You Recently Received an Inheritance
If you have received an inheritance recently or are entitled to receive an inheritance, it is possible that filing bankruptcy right now or in the immediate future might not be the best option for you. If a person who recently received an inheritance decides to file for bankruptcy, there is a possibility that a bankruptcy trustee will take that money and use it to pay creditors. Instead, it is often a better idea to wait until assets are received from an inheritance and then use this amount to pay off any debts.
You are Interested in Making a Large Purchase
Some people believe that filing for bankruptcy will enable them to purchase a large item by eliminating the individual’s debt, which often includes either maxed out credits or a debt on which the individual is behind. Bankruptcy, however, does not exist to eliminate debt so a person can acquire more material goods.

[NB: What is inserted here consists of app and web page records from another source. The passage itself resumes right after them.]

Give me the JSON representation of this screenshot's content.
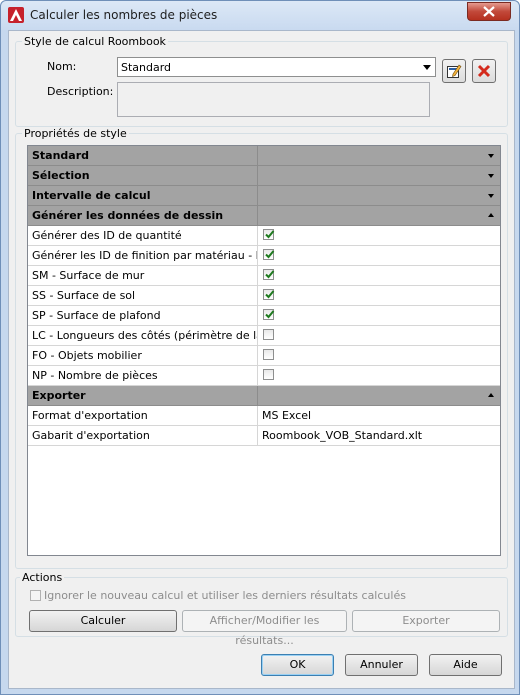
{
  "window": {
    "title": "Calculer les nombres de pièces"
  },
  "style_group": {
    "label": "Style de calcul Roombook",
    "name_label": "Nom:",
    "name_value": "Standard",
    "description_label": "Description:",
    "description_value": ""
  },
  "props_group": {
    "label": "Propriétés de style"
  },
  "grid": {
    "categories": {
      "standard": "Standard",
      "selection": "Sélection",
      "intervalle": "Intervalle de calcul",
      "generer": "Générer les données de dessin",
      "exporter": "Exporter"
    },
    "rows": [
      {
        "label": "Générer des ID de quantité",
        "checked": true
      },
      {
        "label": "Générer les ID de finition par matériau - Nc",
        "checked": true
      },
      {
        "label": "SM - Surface de mur",
        "checked": true
      },
      {
        "label": "SS - Surface de sol",
        "checked": true
      },
      {
        "label": "SP - Surface de plafond",
        "checked": true
      },
      {
        "label": "LC - Longueurs des côtés (périmètre de la p",
        "checked": false
      },
      {
        "label": "FO - Objets mobilier",
        "checked": false
      },
      {
        "label": "NP - Nombre de pièces",
        "checked": false
      }
    ],
    "export_rows": [
      {
        "label": "Format d'exportation",
        "value": "MS Excel"
      },
      {
        "label": "Gabarit d'exportation",
        "value": "Roombook_VOB_Standard.xlt"
      }
    ]
  },
  "actions": {
    "label": "Actions",
    "ignore_label": "Ignorer le nouveau calcul et utiliser les derniers résultats calculés",
    "calculer": "Calculer",
    "afficher": "Afficher/Modifier les résultats...",
    "exporter": "Exporter"
  },
  "footer": {
    "ok": "OK",
    "annuler": "Annuler",
    "aide": "Aide"
  },
  "colors": {
    "check": "#1e7a1e",
    "category_bg": "#a3a3a3",
    "delete_red": "#d42a1c"
  }
}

Instead, a person often is able to obtain a substantial loan for the months or even years immediately following the discharge of a bankruptcy. Also, in situations in which a debtor only has bills but still has an income, it is difficult to qualify for certain types of bankruptcy.
Speak with an Experienced Bankruptcy Attorney
If you are interested in learning whether the bankruptcy process is right for you, contact attorney Melanie Tavare today to schedule a free initial consultation.
"Melanie is the best she very responsive and helpful throughout the process everything was taken care of smoothly. If you are thinking of going through bankruptcy she is the best attorney for you. I will forever be grateful having the chance to work with her. She is very honest too."
"I can't thank Melanie enough for helping me through a challenging process and doing so with incredible knowledge, professionalism and tenacity! She went to great lengths to keep me informed, she responded quickly to my questions, and communicated in terms that I could understand. I highly recommend getting in touch with Melanie should you have the need."
"Choosing to work with Atty. Melanie has been one of the best decisions I've ever made. She was a very patient professional to work with and attentive while providing valuable solutions to all of my concerns. If you are searching for of an Attorney who is knowledgeable, transparent, and diligent - well that's Atty. Melanie."
"What I liked about working with Melanie was how prompt and easy to work with she was. She made the process clear and understandable with as little stress as possible. I would work with her again and recommend her to others."